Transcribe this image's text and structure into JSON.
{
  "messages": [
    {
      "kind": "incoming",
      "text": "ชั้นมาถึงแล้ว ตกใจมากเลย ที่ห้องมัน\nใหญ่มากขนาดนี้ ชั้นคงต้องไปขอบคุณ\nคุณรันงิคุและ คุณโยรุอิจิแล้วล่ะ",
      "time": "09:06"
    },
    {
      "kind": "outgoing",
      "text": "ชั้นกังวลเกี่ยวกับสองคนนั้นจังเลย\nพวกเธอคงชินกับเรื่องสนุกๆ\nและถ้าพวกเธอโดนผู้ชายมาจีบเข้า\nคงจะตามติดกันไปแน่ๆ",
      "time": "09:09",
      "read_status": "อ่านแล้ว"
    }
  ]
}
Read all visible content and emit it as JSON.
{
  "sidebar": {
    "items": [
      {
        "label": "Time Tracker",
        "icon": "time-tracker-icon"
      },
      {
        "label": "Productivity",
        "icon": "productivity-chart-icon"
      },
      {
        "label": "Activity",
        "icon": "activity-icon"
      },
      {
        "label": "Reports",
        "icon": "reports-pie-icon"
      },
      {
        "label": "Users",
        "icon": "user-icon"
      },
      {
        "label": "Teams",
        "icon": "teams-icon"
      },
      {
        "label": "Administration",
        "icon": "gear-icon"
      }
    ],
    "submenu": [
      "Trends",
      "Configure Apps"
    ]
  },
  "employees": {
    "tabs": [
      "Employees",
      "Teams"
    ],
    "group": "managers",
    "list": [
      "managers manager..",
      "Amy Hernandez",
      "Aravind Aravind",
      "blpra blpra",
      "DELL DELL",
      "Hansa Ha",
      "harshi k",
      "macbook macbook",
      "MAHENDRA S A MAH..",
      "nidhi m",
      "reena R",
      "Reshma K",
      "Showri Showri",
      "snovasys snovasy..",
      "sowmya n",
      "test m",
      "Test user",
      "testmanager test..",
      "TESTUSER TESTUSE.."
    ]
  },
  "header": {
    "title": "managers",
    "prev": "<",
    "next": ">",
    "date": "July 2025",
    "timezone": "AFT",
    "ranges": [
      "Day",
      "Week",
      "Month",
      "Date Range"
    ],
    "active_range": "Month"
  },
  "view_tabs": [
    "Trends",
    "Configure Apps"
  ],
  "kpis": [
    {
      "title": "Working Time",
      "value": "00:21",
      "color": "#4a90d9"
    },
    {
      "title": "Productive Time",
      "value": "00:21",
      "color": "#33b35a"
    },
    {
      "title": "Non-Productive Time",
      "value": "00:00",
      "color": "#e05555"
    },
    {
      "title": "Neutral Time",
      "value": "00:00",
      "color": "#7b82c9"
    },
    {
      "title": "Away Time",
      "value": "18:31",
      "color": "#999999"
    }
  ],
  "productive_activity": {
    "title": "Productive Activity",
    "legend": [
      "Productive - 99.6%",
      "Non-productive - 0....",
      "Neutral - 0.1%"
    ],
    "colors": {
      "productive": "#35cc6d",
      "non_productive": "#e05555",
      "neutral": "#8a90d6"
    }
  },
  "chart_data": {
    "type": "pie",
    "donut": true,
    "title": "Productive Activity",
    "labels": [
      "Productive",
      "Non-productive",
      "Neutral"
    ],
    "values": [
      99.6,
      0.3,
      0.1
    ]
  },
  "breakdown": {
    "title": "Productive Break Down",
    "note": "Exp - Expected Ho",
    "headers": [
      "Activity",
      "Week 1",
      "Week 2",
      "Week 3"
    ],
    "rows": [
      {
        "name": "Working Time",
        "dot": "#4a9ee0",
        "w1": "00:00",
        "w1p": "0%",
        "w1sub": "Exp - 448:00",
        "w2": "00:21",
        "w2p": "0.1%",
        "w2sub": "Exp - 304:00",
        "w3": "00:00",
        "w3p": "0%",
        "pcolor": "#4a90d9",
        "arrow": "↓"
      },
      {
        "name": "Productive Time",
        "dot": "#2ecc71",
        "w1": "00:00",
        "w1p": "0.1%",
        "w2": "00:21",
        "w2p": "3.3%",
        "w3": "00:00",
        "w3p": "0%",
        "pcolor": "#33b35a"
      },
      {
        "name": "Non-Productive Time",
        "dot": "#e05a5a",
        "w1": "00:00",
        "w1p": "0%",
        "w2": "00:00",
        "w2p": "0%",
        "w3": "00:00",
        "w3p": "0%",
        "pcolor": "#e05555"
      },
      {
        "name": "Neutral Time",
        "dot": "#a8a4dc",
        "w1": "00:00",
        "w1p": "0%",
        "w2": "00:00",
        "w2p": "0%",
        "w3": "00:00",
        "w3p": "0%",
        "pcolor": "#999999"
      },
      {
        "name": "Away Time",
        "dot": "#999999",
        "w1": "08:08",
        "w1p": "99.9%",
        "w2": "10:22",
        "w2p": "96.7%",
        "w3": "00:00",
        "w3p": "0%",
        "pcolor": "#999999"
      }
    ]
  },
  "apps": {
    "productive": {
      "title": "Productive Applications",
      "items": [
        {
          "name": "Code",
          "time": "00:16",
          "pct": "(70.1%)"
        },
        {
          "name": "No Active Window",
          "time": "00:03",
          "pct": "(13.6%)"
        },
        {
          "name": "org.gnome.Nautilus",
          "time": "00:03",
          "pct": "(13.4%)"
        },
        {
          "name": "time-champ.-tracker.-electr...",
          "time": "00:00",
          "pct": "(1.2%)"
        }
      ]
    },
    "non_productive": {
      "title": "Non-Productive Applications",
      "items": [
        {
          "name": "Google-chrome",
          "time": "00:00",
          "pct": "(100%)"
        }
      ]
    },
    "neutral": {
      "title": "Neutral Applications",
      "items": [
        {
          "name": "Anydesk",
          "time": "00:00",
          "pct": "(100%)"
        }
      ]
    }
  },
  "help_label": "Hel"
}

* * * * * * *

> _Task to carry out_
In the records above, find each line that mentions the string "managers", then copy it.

> _Output for this exercise_
    "group": "managers",
      "managers manager..",
    "title": "managers",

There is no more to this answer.